(Website and app data records)
-- -- --

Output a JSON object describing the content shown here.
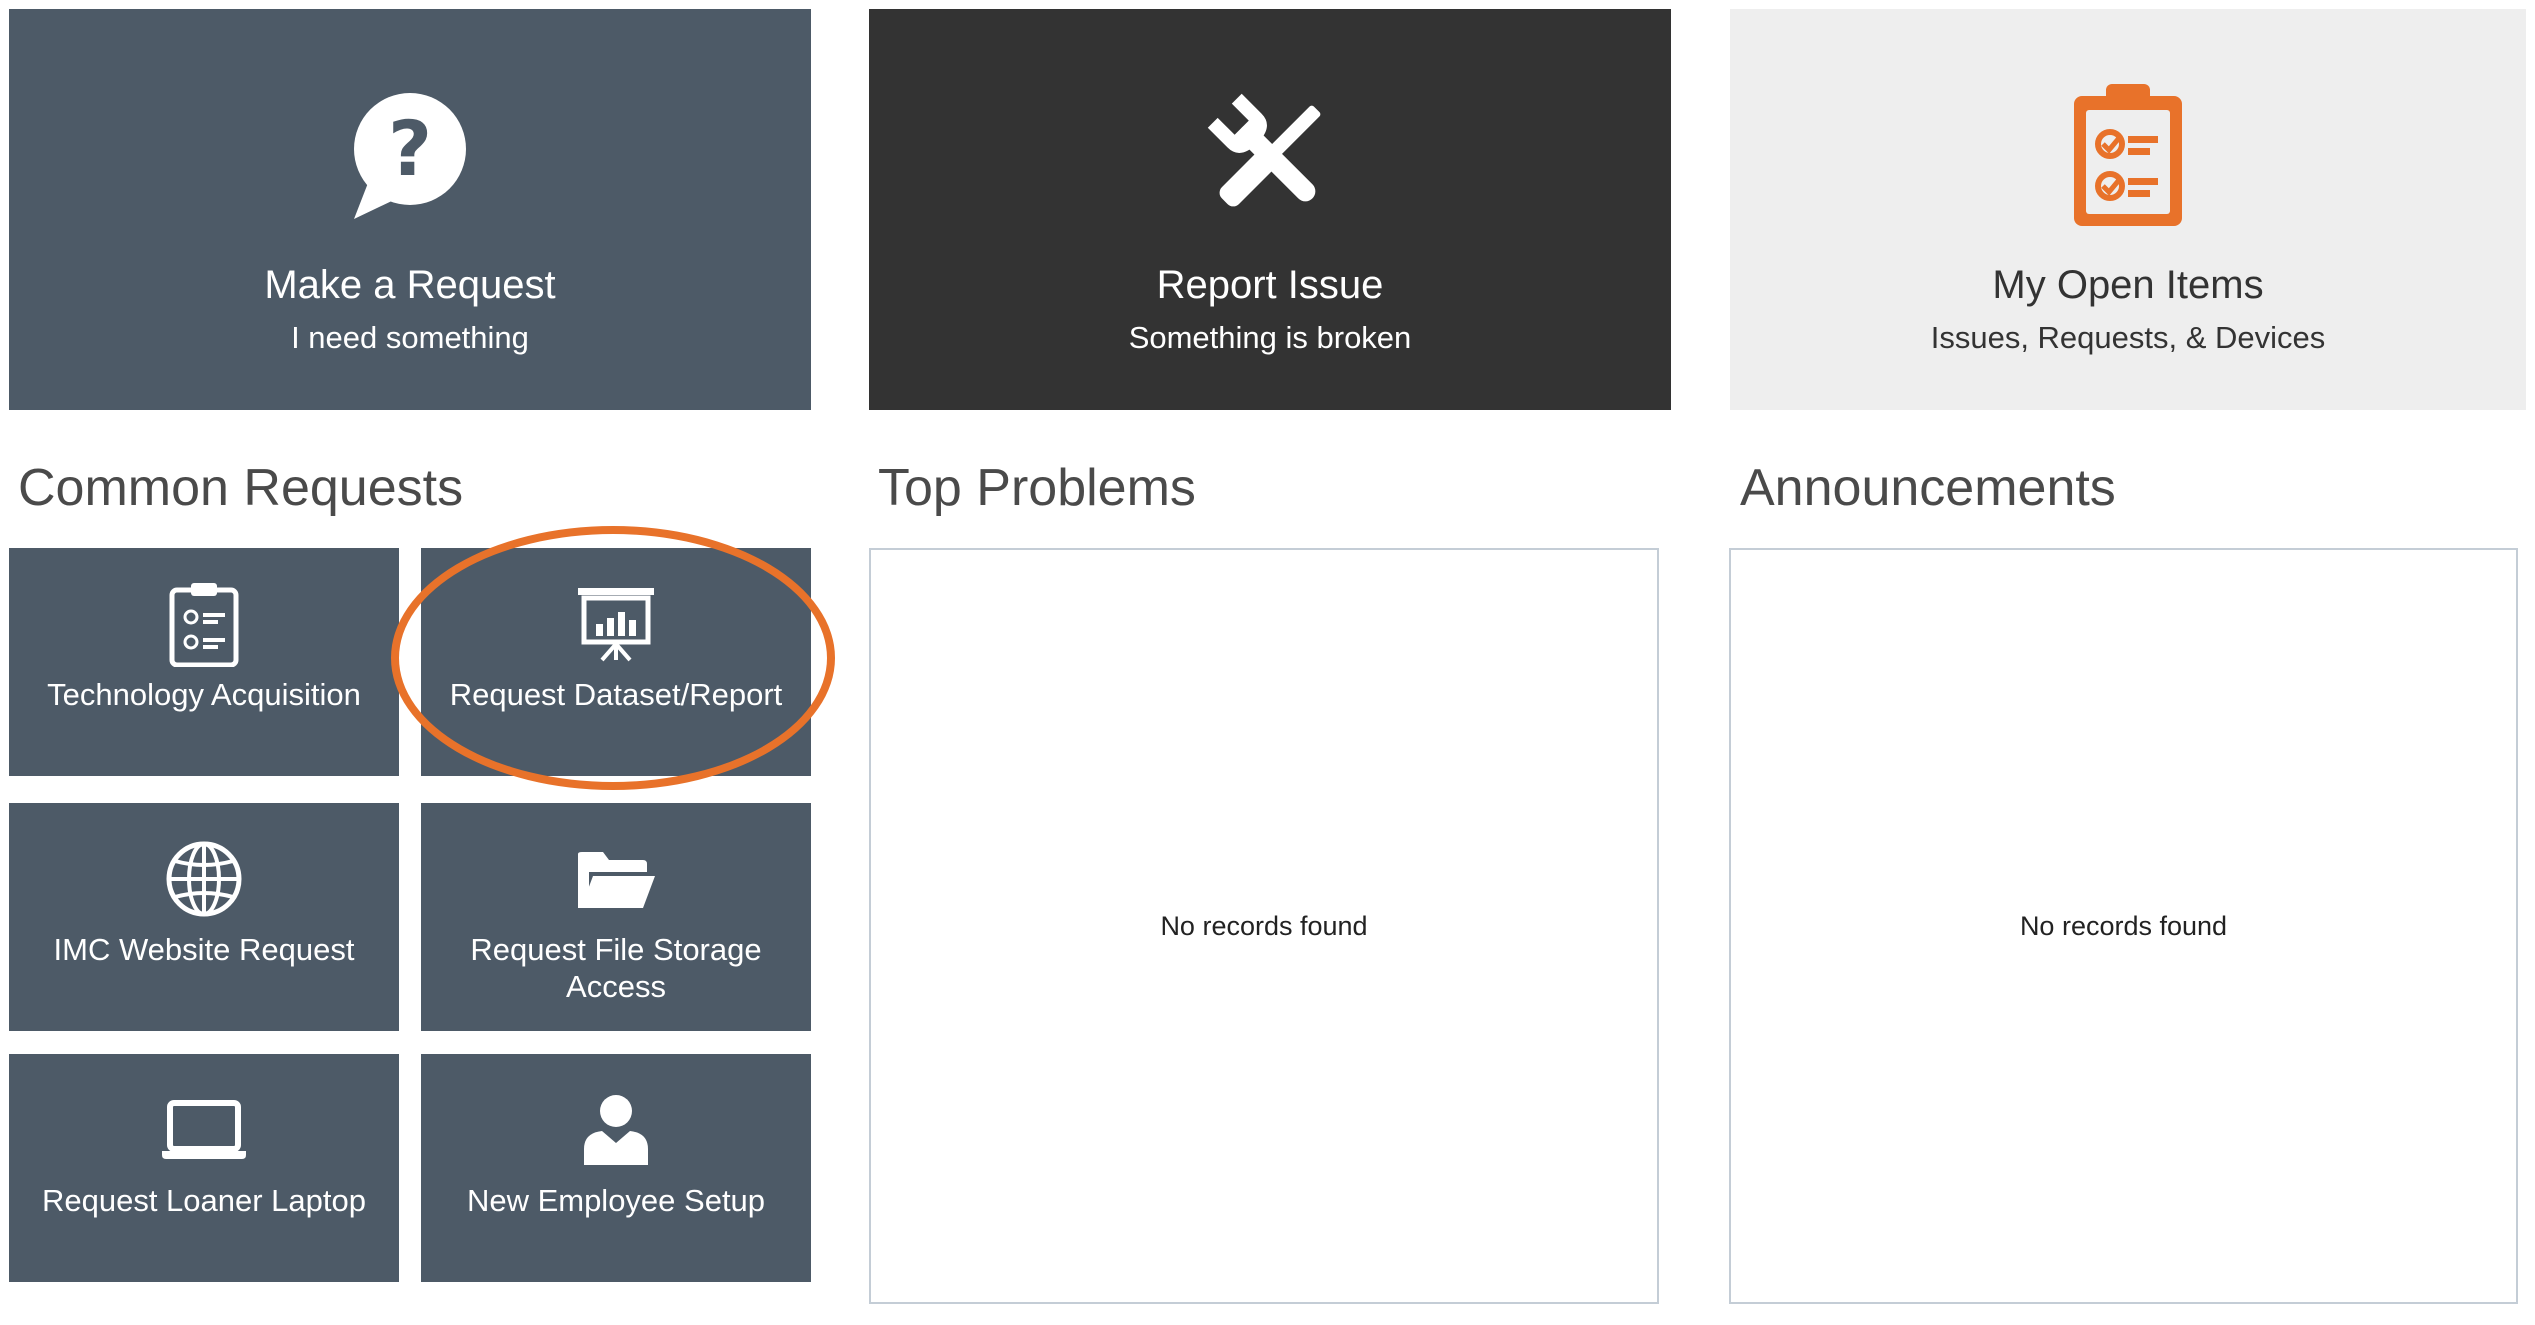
{
  "hero_cards": [
    {
      "title": "Make a Request",
      "subtitle": "I need something",
      "icon": "question-bubble-icon"
    },
    {
      "title": "Report Issue",
      "subtitle": "Something is broken",
      "icon": "tools-icon"
    },
    {
      "title": "My Open Items",
      "subtitle": "Issues, Requests, & Devices",
      "icon": "clipboard-checklist-icon"
    }
  ],
  "sections": {
    "common_requests": "Common Requests",
    "top_problems": "Top Problems",
    "announcements": "Announcements"
  },
  "common_requests": [
    {
      "label": "Technology Acquisition",
      "icon": "clipboard-checklist-icon"
    },
    {
      "label": "Request Dataset/Report",
      "icon": "presentation-chart-icon"
    },
    {
      "label": "IMC Website Request",
      "icon": "globe-icon"
    },
    {
      "label": "Request File Storage Access",
      "icon": "folder-open-icon"
    },
    {
      "label": "Request Loaner Laptop",
      "icon": "laptop-icon"
    },
    {
      "label": "New Employee Setup",
      "icon": "person-icon"
    }
  ],
  "panels": {
    "top_problems_empty": "No records found",
    "announcements_empty": "No records found"
  },
  "colors": {
    "tile_slate": "#4d5a67",
    "tile_dark": "#333333",
    "tile_light": "#eeeeee",
    "accent_orange": "#e8722a"
  }
}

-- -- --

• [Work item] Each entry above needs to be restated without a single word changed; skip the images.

• [Reply to the exercise]
Output a JSON object describing the content shown here.
{
  "hero_cards": [
    {
      "title": "Make a Request",
      "subtitle": "I need something",
      "icon": "question-bubble-icon"
    },
    {
      "title": "Report Issue",
      "subtitle": "Something is broken",
      "icon": "tools-icon"
    },
    {
      "title": "My Open Items",
      "subtitle": "Issues, Requests, & Devices",
      "icon": "clipboard-checklist-icon"
    }
  ],
  "sections": {
    "common_requests": "Common Requests",
    "top_problems": "Top Problems",
    "announcements": "Announcements"
  },
  "common_requests": [
    {
      "label": "Technology Acquisition",
      "icon": "clipboard-checklist-icon"
    },
    {
      "label": "Request Dataset/Report",
      "icon": "presentation-chart-icon"
    },
    {
      "label": "IMC Website Request",
      "icon": "globe-icon"
    },
    {
      "label": "Request File Storage Access",
      "icon": "folder-open-icon"
    },
    {
      "label": "Request Loaner Laptop",
      "icon": "laptop-icon"
    },
    {
      "label": "New Employee Setup",
      "icon": "person-icon"
    }
  ],
  "panels": {
    "top_problems_empty": "No records found",
    "announcements_empty": "No records found"
  },
  "colors": {
    "tile_slate": "#4d5a67",
    "tile_dark": "#333333",
    "tile_light": "#eeeeee",
    "accent_orange": "#e8722a"
  }
}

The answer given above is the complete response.